Excerpts from an interface dataset —
----
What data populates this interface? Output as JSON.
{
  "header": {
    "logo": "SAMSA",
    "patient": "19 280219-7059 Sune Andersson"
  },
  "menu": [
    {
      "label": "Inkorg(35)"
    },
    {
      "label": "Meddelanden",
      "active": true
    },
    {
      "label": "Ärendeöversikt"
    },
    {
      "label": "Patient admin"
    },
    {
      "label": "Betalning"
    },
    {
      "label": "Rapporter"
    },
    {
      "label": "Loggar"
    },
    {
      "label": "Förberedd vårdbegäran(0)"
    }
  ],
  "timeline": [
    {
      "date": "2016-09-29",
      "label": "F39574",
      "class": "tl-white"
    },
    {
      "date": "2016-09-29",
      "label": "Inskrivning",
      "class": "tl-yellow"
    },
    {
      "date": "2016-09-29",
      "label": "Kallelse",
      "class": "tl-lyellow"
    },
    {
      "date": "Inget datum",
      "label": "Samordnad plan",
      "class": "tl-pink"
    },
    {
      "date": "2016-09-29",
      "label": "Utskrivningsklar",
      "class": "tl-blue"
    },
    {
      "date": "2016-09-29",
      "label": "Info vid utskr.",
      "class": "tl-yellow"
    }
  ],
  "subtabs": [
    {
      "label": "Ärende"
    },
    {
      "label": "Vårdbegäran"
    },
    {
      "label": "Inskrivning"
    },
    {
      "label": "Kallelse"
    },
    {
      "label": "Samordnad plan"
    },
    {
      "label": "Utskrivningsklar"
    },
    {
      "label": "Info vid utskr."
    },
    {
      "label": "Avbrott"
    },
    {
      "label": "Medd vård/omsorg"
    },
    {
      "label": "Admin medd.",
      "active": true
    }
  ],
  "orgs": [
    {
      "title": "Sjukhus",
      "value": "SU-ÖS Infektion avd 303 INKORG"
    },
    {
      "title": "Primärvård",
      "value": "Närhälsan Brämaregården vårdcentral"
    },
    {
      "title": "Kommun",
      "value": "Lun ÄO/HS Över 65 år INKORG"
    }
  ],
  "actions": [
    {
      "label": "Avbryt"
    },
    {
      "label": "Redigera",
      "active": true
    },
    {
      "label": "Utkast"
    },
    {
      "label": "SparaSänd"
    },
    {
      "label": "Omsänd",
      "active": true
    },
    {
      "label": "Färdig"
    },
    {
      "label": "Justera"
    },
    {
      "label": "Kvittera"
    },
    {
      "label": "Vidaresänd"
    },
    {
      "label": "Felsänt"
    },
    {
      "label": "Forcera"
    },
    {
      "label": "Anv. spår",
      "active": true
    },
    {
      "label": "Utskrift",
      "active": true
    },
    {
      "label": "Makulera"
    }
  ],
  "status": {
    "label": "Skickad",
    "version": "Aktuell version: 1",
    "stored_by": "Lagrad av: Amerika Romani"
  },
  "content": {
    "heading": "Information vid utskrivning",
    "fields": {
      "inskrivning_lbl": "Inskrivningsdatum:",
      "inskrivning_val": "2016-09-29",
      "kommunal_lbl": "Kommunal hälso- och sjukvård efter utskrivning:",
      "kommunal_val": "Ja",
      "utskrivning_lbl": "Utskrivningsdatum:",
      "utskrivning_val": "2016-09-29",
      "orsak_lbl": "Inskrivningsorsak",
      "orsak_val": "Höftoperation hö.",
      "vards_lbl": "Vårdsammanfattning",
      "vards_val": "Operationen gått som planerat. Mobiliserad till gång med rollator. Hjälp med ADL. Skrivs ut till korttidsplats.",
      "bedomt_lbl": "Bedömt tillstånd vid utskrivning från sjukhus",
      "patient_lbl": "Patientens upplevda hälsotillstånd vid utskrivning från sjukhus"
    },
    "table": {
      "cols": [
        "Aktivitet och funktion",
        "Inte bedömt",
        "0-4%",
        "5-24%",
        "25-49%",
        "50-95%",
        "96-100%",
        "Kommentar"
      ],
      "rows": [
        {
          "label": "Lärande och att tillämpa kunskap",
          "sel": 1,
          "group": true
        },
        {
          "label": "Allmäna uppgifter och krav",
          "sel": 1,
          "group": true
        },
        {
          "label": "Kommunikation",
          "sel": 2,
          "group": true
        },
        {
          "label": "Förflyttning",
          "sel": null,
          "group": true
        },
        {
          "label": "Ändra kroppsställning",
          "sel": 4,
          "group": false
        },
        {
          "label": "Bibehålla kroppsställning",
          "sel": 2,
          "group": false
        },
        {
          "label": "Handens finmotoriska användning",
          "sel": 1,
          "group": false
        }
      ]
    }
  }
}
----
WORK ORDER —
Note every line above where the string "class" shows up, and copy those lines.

WRITTEN RESPONSE —
      "class": "tl-white"
      "class": "tl-yellow"
      "class": "tl-lyellow"
      "class": "tl-pink"
      "class": "tl-blue"
      "class": "tl-yellow"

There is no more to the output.